Exercise goal: Go through the entries below, tally each line with the string "MacBook", and give the final number by itself.

Records shown:

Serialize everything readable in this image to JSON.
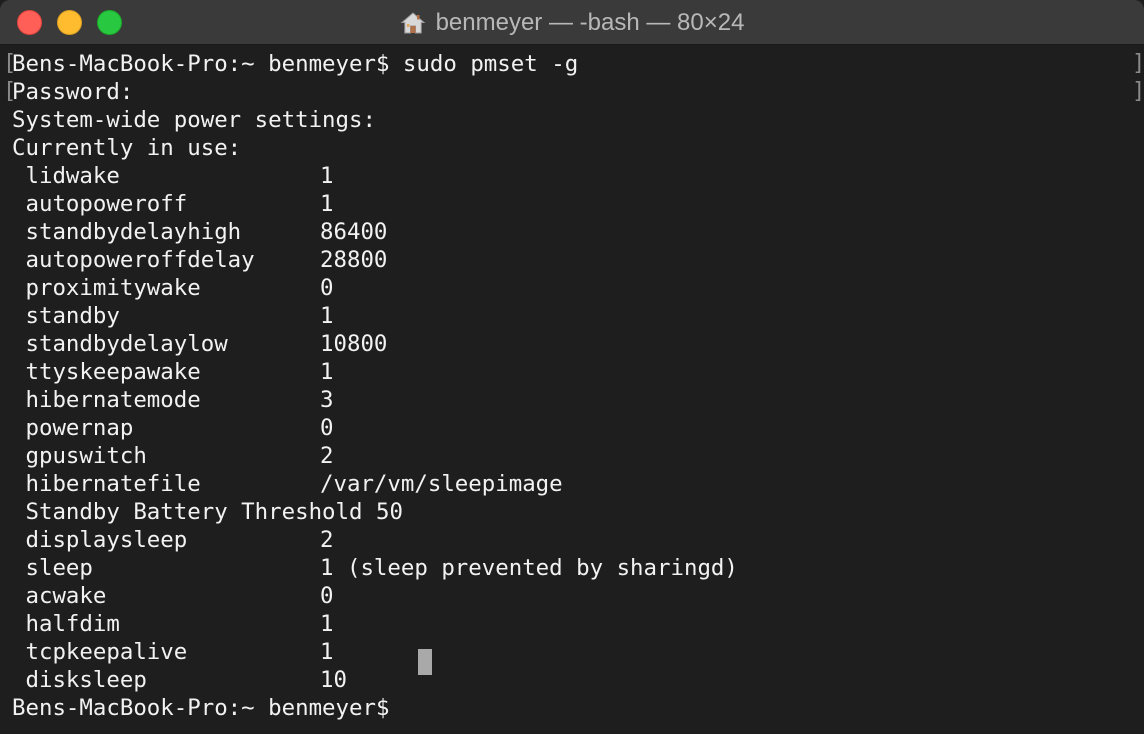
{
  "window": {
    "title": "benmeyer — -bash — 80×24"
  },
  "terminal": {
    "prompt_line": "Bens-MacBook-Pro:~ benmeyer$ sudo pmset -g",
    "password_line": "Password:",
    "header1": "System-wide power settings:",
    "header2": "Currently in use:",
    "settings": [
      {
        "key": " lidwake",
        "value": "1"
      },
      {
        "key": " autopoweroff",
        "value": "1"
      },
      {
        "key": " standbydelayhigh",
        "value": "86400"
      },
      {
        "key": " autopoweroffdelay",
        "value": "28800"
      },
      {
        "key": " proximitywake",
        "value": "0"
      },
      {
        "key": " standby",
        "value": "1"
      },
      {
        "key": " standbydelaylow",
        "value": "10800"
      },
      {
        "key": " ttyskeepawake",
        "value": "1"
      },
      {
        "key": " hibernatemode",
        "value": "3"
      },
      {
        "key": " powernap",
        "value": "0"
      },
      {
        "key": " gpuswitch",
        "value": "2"
      },
      {
        "key": " hibernatefile",
        "value": "/var/vm/sleepimage"
      },
      {
        "key": " Standby Battery Threshold 50",
        "value": ""
      },
      {
        "key": " displaysleep",
        "value": "2"
      },
      {
        "key": " sleep",
        "value": "1 (sleep prevented by sharingd)"
      },
      {
        "key": " acwake",
        "value": "0"
      },
      {
        "key": " halfdim",
        "value": "1"
      },
      {
        "key": " tcpkeepalive",
        "value": "1"
      },
      {
        "key": " disksleep",
        "value": "10"
      }
    ],
    "final_prompt": "Bens-MacBook-Pro:~ benmeyer$",
    "open_bracket": "[",
    "close_bracket": "]"
  },
  "colors": {
    "background": "#1e1e1e",
    "text": "#f2f2f2",
    "titlebar": "#3a3a3a",
    "close": "#ff5f57",
    "minimize": "#febc2e",
    "zoom": "#28c840"
  },
  "icons": {
    "title_icon": "home-icon"
  }
}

Expected answer: 2